Saba booked a preliminary positive result of US $1.6 million over the budget year 2021 as a result of incidental additions to the free allowance, lower personnel cost and budgeted unforeseen expenditures that were not spent.
The Committee for Financial Supervision CFT stated this in a letter to Island Governor Jonathan Johnson in a response to the fourth execution report 2021 that the public entity Saba sent to CFT mid-February this year.
Saba’s fourth execution report showed a total of $24.5 million in revenues and $22.9 million during the entire year of 2021. Saba received $12.9 million in free allowance in 2021, of which $10 million in structural means and $2.9 million in incidental funding from the various Dutch ministries.
The preliminary $1.6-million positive result consists of, among other things, $0.6 million in reduced personnel cost with a lower number of staff, $0.3 million unused incidental funding from the Dutch ministries for COVID-19 pandemic support, and $0.3 million unused means for unforeseen expenditures. Also, Saba collected $0.1 million more in revenues from local levies: $1.2 million in 2021 which is more than the year before. This increase was mainly because of revenues from COVID-19 testing and the sale of water bottles from the new water bottling plant Saba Splash.
For 2022, the public entity budgeted $1.6 million in revenues from local levies. The anticipated $0.4 million increase is the result of the sale of water from the Saba Splash plant. The preliminary regular expenditures over 2021 amounted to $15.3 million, of which the largest part, $9.5 million consisted of personnel cost.
Upon presentation of the 2022 budget, Saba anticipated a deficit of $1 million. There is still no solution to structurally improve Saba’s liquidity position and this can only be the case when The Hague approves an increase of the free allowance.
However, the positive preliminary result booked in 2021 combined with the free available liquid means will create a temporary buffer to absorb the anticipated liquidity developments in 2022, CFT stated.
A number of trajectories is ongoing to further strengthen Saba’s financial management.
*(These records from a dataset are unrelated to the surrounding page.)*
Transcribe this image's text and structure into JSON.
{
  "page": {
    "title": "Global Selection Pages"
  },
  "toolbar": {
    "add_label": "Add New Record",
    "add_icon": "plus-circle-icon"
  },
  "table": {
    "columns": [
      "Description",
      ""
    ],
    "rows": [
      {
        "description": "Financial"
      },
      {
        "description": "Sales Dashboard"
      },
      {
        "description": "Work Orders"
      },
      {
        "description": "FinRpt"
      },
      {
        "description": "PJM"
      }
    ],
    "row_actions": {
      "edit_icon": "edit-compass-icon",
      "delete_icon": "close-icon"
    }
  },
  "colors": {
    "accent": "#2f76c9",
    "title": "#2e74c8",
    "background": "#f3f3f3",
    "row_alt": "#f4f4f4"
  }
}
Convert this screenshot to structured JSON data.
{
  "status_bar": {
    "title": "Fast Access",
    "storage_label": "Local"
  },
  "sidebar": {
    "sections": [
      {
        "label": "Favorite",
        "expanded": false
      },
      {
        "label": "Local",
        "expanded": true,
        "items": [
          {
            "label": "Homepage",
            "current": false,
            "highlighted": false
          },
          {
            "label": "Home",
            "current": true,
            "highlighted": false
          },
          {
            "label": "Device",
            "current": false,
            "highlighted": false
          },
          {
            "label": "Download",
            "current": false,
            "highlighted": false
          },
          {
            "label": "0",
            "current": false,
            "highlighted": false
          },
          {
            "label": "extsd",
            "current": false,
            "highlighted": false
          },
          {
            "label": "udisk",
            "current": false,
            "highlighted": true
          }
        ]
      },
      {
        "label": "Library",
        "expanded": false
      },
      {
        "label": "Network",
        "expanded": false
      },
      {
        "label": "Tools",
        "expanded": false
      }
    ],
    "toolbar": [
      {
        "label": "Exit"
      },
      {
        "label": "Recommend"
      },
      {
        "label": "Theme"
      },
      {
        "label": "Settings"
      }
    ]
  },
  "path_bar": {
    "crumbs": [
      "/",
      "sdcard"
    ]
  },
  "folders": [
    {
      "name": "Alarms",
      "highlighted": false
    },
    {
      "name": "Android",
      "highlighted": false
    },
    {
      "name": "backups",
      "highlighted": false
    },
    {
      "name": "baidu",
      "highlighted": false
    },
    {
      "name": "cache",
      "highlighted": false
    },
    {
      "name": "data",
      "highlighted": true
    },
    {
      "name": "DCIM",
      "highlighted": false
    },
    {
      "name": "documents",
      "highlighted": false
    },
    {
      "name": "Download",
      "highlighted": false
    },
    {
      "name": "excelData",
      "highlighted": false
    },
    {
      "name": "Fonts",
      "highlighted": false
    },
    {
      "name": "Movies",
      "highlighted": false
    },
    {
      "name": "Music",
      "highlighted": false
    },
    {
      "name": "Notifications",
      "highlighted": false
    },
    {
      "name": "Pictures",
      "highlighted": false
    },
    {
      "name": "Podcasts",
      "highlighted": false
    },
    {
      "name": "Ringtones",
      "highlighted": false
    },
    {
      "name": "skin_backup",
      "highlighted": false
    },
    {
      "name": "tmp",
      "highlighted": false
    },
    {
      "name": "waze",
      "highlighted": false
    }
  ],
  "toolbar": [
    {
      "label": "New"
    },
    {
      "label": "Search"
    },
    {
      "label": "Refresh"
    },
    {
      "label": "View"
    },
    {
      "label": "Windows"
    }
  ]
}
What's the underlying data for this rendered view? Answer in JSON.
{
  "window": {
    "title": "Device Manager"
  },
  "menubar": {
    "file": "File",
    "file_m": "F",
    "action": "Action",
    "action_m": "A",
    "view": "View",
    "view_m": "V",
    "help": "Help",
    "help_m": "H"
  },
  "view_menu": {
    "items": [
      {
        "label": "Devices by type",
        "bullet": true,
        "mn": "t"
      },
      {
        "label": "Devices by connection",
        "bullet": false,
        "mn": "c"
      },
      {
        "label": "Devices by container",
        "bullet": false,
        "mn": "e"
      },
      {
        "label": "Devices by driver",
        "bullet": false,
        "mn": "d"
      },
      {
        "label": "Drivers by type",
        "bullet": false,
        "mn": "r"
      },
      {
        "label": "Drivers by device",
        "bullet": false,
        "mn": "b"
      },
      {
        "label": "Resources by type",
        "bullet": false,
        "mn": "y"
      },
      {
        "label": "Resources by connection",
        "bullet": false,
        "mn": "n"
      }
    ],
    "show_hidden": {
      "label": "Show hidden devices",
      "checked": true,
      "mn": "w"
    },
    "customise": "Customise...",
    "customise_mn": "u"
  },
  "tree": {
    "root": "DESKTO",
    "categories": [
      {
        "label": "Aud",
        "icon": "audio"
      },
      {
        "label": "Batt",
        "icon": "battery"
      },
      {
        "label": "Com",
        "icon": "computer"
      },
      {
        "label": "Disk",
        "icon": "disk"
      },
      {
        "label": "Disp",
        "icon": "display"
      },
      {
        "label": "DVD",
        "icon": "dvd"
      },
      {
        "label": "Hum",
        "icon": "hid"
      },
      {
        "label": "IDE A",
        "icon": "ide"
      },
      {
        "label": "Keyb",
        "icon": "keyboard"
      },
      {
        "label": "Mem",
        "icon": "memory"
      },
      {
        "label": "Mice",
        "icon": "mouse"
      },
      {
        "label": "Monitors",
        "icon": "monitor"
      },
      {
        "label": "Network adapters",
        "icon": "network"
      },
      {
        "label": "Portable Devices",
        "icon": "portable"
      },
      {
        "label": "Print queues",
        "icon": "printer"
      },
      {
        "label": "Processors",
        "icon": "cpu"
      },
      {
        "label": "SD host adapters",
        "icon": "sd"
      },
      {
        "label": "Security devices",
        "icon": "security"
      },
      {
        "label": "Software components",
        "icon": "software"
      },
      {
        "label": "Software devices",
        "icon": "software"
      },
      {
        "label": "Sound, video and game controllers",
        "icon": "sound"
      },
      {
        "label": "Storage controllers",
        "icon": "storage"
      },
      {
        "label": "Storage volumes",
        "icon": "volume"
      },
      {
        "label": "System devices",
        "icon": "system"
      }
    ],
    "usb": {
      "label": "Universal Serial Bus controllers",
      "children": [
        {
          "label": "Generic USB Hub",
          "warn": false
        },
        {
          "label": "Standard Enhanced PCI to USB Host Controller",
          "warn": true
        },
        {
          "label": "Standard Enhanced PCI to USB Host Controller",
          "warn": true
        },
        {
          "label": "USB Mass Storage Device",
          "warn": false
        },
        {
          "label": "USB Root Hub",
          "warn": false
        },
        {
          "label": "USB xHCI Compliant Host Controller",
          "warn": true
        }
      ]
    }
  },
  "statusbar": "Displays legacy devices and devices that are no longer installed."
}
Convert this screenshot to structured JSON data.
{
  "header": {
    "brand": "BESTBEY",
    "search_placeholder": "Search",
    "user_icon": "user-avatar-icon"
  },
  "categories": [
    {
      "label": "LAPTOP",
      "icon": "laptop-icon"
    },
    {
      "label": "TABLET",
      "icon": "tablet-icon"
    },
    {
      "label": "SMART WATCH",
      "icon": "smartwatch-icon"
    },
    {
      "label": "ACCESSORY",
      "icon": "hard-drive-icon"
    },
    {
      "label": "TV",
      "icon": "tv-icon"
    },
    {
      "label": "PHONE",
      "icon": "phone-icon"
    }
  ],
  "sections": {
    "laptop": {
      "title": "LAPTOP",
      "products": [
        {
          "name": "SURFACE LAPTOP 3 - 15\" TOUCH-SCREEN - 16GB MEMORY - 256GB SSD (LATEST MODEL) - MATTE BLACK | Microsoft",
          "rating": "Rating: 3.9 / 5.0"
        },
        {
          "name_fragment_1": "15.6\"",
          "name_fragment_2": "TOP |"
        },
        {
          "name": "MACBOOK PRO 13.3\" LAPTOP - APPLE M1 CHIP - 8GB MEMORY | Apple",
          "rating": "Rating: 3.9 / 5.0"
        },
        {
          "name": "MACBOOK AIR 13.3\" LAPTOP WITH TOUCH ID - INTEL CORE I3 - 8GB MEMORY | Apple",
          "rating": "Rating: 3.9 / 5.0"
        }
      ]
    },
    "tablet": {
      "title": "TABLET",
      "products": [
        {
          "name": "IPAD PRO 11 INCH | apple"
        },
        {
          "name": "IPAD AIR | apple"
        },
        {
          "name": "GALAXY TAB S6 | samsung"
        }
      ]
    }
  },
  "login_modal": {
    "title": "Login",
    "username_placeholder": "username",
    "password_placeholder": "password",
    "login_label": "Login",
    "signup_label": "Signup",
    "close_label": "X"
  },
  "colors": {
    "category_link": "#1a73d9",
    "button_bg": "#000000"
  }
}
One of the projects concerns the administration of special grants and the reporting on the progress of projects that are financed through these special grants, which add to the burden of the limited capacity at the Finance Department.
Bonaire also has booked a preliminary positive result over the budget year 2021 of $2.7 million. However, the fourth execution agenda of the public entity Bonaire provided insufficient clarity on how this positive result came about, CFT stated in a letter to Bonaire’s Island Governor Edison Rijna. As a result, CFT cannot carry out its legal task as it should.
The CFT was also critical about the fact that it still had not received the 2020 annual accounts of Bonaire’s government entities. The CFT was positive about the progress that Bonaire has made in the area of financial management with the completion of another three points of the list of 12 priority areas. Five points are left to implement from that list.
Bonaire’s fourth execution report of 2021 showed a total of $53.3 million in revenues and $50.6 million in expenditures.
The Daily Herald.